A Globe and Mail article on April 25 cites Ryerson University research found that Ontario's urban containment based growth controls have "spurred soaring increases in house prices in the Toronto region by limiting construction of new low-rise family homes..." This effect was predicted by a number of analysts when the program was being formulated more than a decade ago and has been associated with huge price increases relative to incomes in such widely distributed metropolitan areas as Vancouver, San Francisco, Portland, Seattle, Sydney, Auckland, Melbourne and others.

According to reporter Janet McFarland, the Centre for Urban Research and Land Development report identified “'a marked mismatch” between the types of units completed and the types demanded, according to the report from the Centre for Urban Research and Land Development at Ryerson University in Toronto." The report concludes that "The public discussion on the fundamental causes behind the rise in prices of ground-related housing (singles, semis and townhouses) in the GTA over the past decade by ignoring or downplaying the role played by the shortfall of serviced sites available to build new homes misses the only viable solution to dealing with deteriorating longer-term affordability – significantly increasing the number of new ground-related housing units built."

Over the 13 years of the Demographia International Housing Affordability Survey, Toronto's housing affordability has substantially worsened, with median prices at 3.8 times median incomes in 2004 (before the growth controls were fully implemented) to 7.7 times in 2016. This measure, the "median multiple," had changed little between 1970 and 2004, when land use regulations were more liberal in the Toronto area.

Without liberalization of the housing market to permit supply that meets demand (not only in numbers but also in preferred type of housing), Toronto can expect its house prices to rise even more.
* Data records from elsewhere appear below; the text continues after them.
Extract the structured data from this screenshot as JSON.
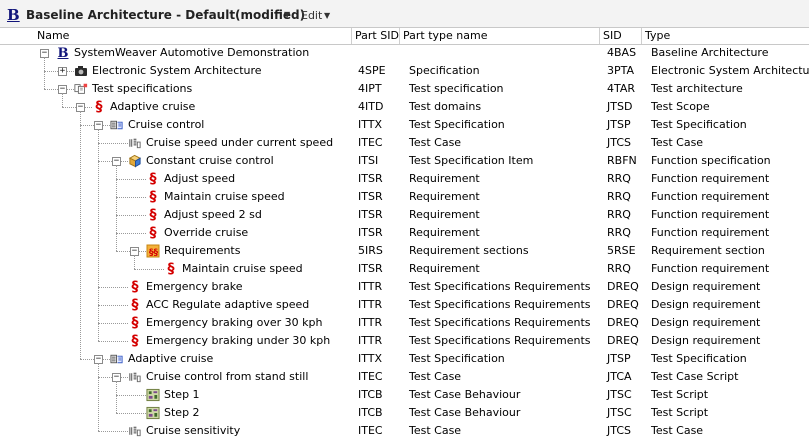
{
  "titlebar": {
    "logo": "B",
    "title": "Baseline Architecture - Default(modified)",
    "edit_menu": "Edit"
  },
  "columns": [
    "Name",
    "Part SID",
    "Part type name",
    "SID",
    "Type"
  ],
  "rows": [
    {
      "depth": 0,
      "expander": "minus",
      "icon": "baseline-icon",
      "name": "SystemWeaver Automotive Demonstration",
      "part_sid": "",
      "part_type": "",
      "sid": "4BAS",
      "type": "Baseline Architecture"
    },
    {
      "depth": 1,
      "expander": "plus",
      "icon": "camera-icon",
      "name": "Electronic System Architecture",
      "part_sid": "4SPE",
      "part_type": "Specification",
      "sid": "3PTA",
      "type": "Electronic System Architecture"
    },
    {
      "depth": 1,
      "expander": "minus",
      "icon": "test-architecture-icon",
      "name": "Test specifications",
      "part_sid": "4IPT",
      "part_type": "Test specification",
      "sid": "4TAR",
      "type": "Test architecture"
    },
    {
      "depth": 2,
      "expander": "minus",
      "icon": "requirement-section-icon",
      "name": "Adaptive cruise",
      "part_sid": "4ITD",
      "part_type": "Test domains",
      "sid": "JTSD",
      "type": "Test Scope"
    },
    {
      "depth": 3,
      "expander": "minus",
      "icon": "test-specification-icon",
      "name": "Cruise control",
      "part_sid": "ITTX",
      "part_type": "Test Specification",
      "sid": "JTSP",
      "type": "Test Specification"
    },
    {
      "depth": 4,
      "expander": "none",
      "icon": "test-case-icon",
      "name": "Cruise speed under current speed",
      "part_sid": "ITEC",
      "part_type": "Test Case",
      "sid": "JTCS",
      "type": "Test Case"
    },
    {
      "depth": 4,
      "expander": "minus",
      "icon": "function-cube-icon",
      "name": "Constant cruise control",
      "part_sid": "ITSI",
      "part_type": "Test Specification Item",
      "sid": "RBFN",
      "type": "Function specification"
    },
    {
      "depth": 5,
      "expander": "none",
      "icon": "requirement-icon",
      "name": "Adjust speed",
      "part_sid": "ITSR",
      "part_type": "Requirement",
      "sid": "RRQ",
      "type": "Function requirement"
    },
    {
      "depth": 5,
      "expander": "none",
      "icon": "requirement-icon",
      "name": "Maintain cruise speed",
      "part_sid": "ITSR",
      "part_type": "Requirement",
      "sid": "RRQ",
      "type": "Function requirement"
    },
    {
      "depth": 5,
      "expander": "none",
      "icon": "requirement-icon",
      "name": "Adjust speed 2 sd",
      "part_sid": "ITSR",
      "part_type": "Requirement",
      "sid": "RRQ",
      "type": "Function requirement"
    },
    {
      "depth": 5,
      "expander": "none",
      "icon": "requirement-icon",
      "name": "Override cruise",
      "part_sid": "ITSR",
      "part_type": "Requirement",
      "sid": "RRQ",
      "type": "Function requirement"
    },
    {
      "depth": 5,
      "expander": "minus",
      "icon": "requirement-sections-icon",
      "name": "Requirements",
      "part_sid": "5IRS",
      "part_type": "Requirement sections",
      "sid": "5RSE",
      "type": "Requirement section"
    },
    {
      "depth": 6,
      "expander": "none",
      "icon": "requirement-icon",
      "name": "Maintain cruise speed",
      "part_sid": "ITSR",
      "part_type": "Requirement",
      "sid": "RRQ",
      "type": "Function requirement"
    },
    {
      "depth": 4,
      "expander": "none",
      "icon": "requirement-icon",
      "name": "Emergency brake",
      "part_sid": "ITTR",
      "part_type": "Test Specifications Requirements",
      "sid": "DREQ",
      "type": "Design requirement"
    },
    {
      "depth": 4,
      "expander": "none",
      "icon": "requirement-icon",
      "name": "ACC Regulate adaptive speed",
      "part_sid": "ITTR",
      "part_type": "Test Specifications Requirements",
      "sid": "DREQ",
      "type": "Design requirement"
    },
    {
      "depth": 4,
      "expander": "none",
      "icon": "requirement-icon",
      "name": "Emergency braking over 30 kph",
      "part_sid": "ITTR",
      "part_type": "Test Specifications Requirements",
      "sid": "DREQ",
      "type": "Design requirement"
    },
    {
      "depth": 4,
      "expander": "none",
      "icon": "requirement-icon",
      "name": "Emergency braking under 30 kph",
      "part_sid": "ITTR",
      "part_type": "Test Specifications Requirements",
      "sid": "DREQ",
      "type": "Design requirement"
    },
    {
      "depth": 3,
      "expander": "minus",
      "icon": "test-specification-icon",
      "name": "Adaptive cruise",
      "part_sid": "ITTX",
      "part_type": "Test Specification",
      "sid": "JTSP",
      "type": "Test Specification"
    },
    {
      "depth": 4,
      "expander": "minus",
      "icon": "test-case-icon",
      "name": "Cruise control from stand still",
      "part_sid": "ITEC",
      "part_type": "Test Case",
      "sid": "JTCA",
      "type": "Test Case Script"
    },
    {
      "depth": 5,
      "expander": "none",
      "icon": "test-step-icon",
      "name": "Step 1",
      "part_sid": "ITCB",
      "part_type": "Test Case Behaviour",
      "sid": "JTSC",
      "type": "Test Script"
    },
    {
      "depth": 5,
      "expander": "none",
      "icon": "test-step-icon",
      "name": "Step 2",
      "part_sid": "ITCB",
      "part_type": "Test Case Behaviour",
      "sid": "JTSC",
      "type": "Test Script"
    },
    {
      "depth": 4,
      "expander": "none",
      "icon": "test-case-icon",
      "name": "Cruise sensitivity",
      "part_sid": "ITEC",
      "part_type": "Test Case",
      "sid": "JTCS",
      "type": "Test Case"
    }
  ]
}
Already, Vancouver and Sydney, for example are more than 50 percent higher (at median multiples of 11.8 and 12.2 respectively).